2017 Forester needs rear wheel bearings - is this common for Subarus?

subaru
forester

#1

I need rear wheel bearings at 49,000 miles and mechanic said it’s common with Subaru in general. Is this true?


#2

Maybe, maybe not, but you need one. Things that could cause premature bearing failure: towing trailer, heavy payload, a lot of curving, or high speed curving and maybe rear wheel alignment, and suspension modifications.


#3

Wow, 49,000 miles in two years. Our Forester needed them at about 80,000 miles, so no, it’s not unusual, but a bit early in your case.


#4

Your wheel bearings should still be covered under Subaru’s 5 year 60,000 mile drivetrain warranty. Did you take it to your dealership for service?


#5

Has anything else odd happen to your vehicle? A hit-and-run driver hit my 1998 Legacy’s right rear bumper from the side and my right rear wheel had multiple problems including 2 rear wheel bearing replacements (I replaced the Subaru last December). So I think there was some problem that my mechanic never caught.


#6

Yes, I was gently rear-ended and needed the rear bumper replaced. I wonder if that’s what caused this? It would be great if it’s covered under the 5-year drivetrain warranty, though I’m sure they’d realize the bumper had been replaced.


#7

Did you ask your Subaru dealer if the wheel bearings could be replaced under warranty? A new rear bumper cover is not unusual, it is not sufficient evidence to decline the Powertrain warranty.


#8

In my case it was not a gentle crash. My Legacy’s rear was pushed around 4 feet and pieces of the other person’s car (headlights, side view mirror) were spread over the parking lot. The video shows that they didn’t slow down after the crash. The damage under the bumper was greater than expected when the body shop removed it, but no one thought there was any damage to the chassis. In the case of KarenStern, if she has all repair records I don’t think the crash would invalidate any warrantee.

Ironically this is one reason I bought another Subaru. The body shop told me that Subaru still made brand new parts for 18 year old cars and I got a brand new bumper.


#9

I don’t intend to say anything about the accident, but I’m sure they’ll be able to tell the bumper was replaced. I’m not sure what’s covered under warranty and what voids the warranty


#10

According to Subaru, this is what’s covered (see last item):

Powertrain Limited Warranty

POWERTRAIN COVERAGE for all models is 5 years or 60,000 miles, whichever comes first.
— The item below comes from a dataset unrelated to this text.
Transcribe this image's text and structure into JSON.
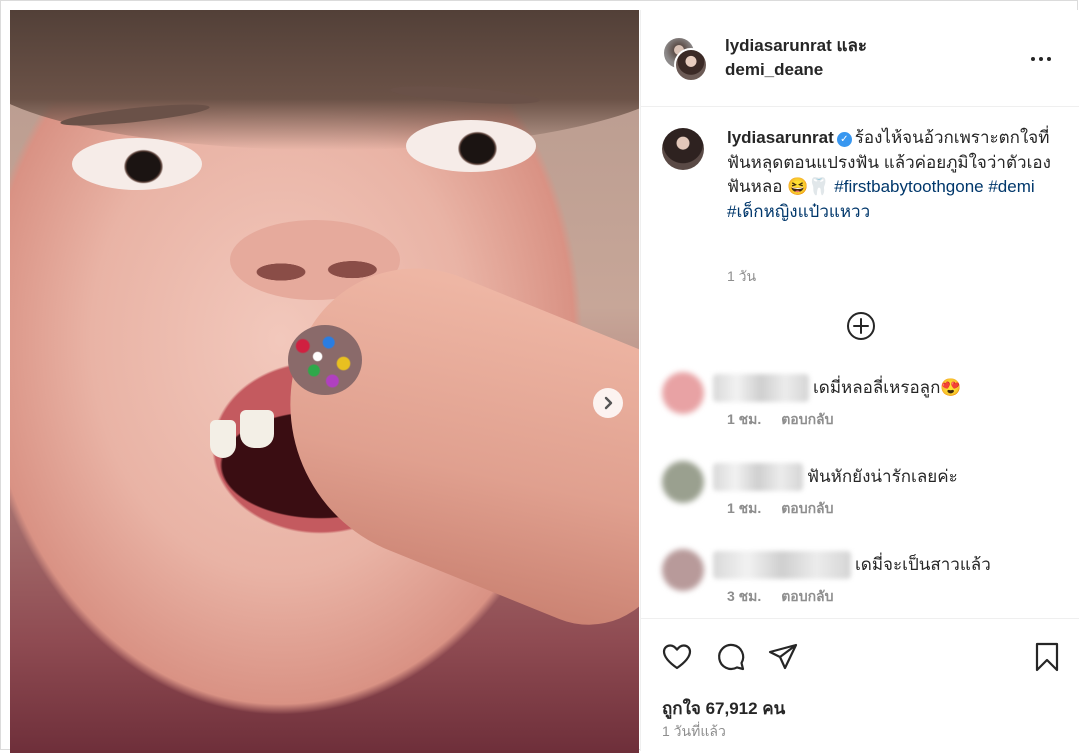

Subject to the exclusions listed in this warranty, it covers the major powertrain components listed below.

Powertrain Coverage Components:

Engine
Engine block and all internal parts
Cylinder heads and valve trains
Oil pump, oil pan
Timing belts or gears and cover
Water pump
Flywheel
Intake and exhaust manifolds
Oil seals and gaskets

Transaxle/Transmission and Differential:

Transaxle/Transmission case and internal parts
Torque converter
Electronic transmission control unit
Seals and gaskets
Axle shafts and constant velocity joints [except boots][3]
Propeller shaft
Wheel bearings


#11

Driving through deep rain water can ruin wheel bearings and can also ruin a number of other components including an engine or transmission.


#12

The body repair shop said if the dealership gives me a hard time, he’ll help me go through the insurance company.


#13

Wow, thank you for this


#14

Don’t submit an insurance claim before you exhaust the possibility of warranty coverage through the folks at Subaru’s Corporate Customer Service.


#15

Absolutely! But the good (possibly bad) news is that I no longer use that insurance company


#16

How long ago was this bumper cover damage ? And did the other person’s insurance not cover the damage because that is who should be contacted for discovered damage after the initial repair.


#17

It was in August and the noise started maybe a month or 2 after? But it was a no fault accident so the other insurance paid 1/2


#18

Occasionally a wheel bearing fails simply because it had a small defect that went undetected. Yours is failing way to early to be a common problem, no manufacturer would use a bearing that commonly failed this early.

If it has anything to do with the accident, I would have that wheel checked for out or round or bent out of plane, i.e checked for wobble while running. That would put a strain on the bearing. Also look at it from the rear to make sure the top of the tire does not lean in or out excessively, both rear tires should be about the same.


#19

The accident wouldn’t have affected the wheels, it was just a tap in the parking lot but I was hit by a truck. And no, I didnt go through deep water, either


#20

I’d still check, the wheel could be bent for another reason.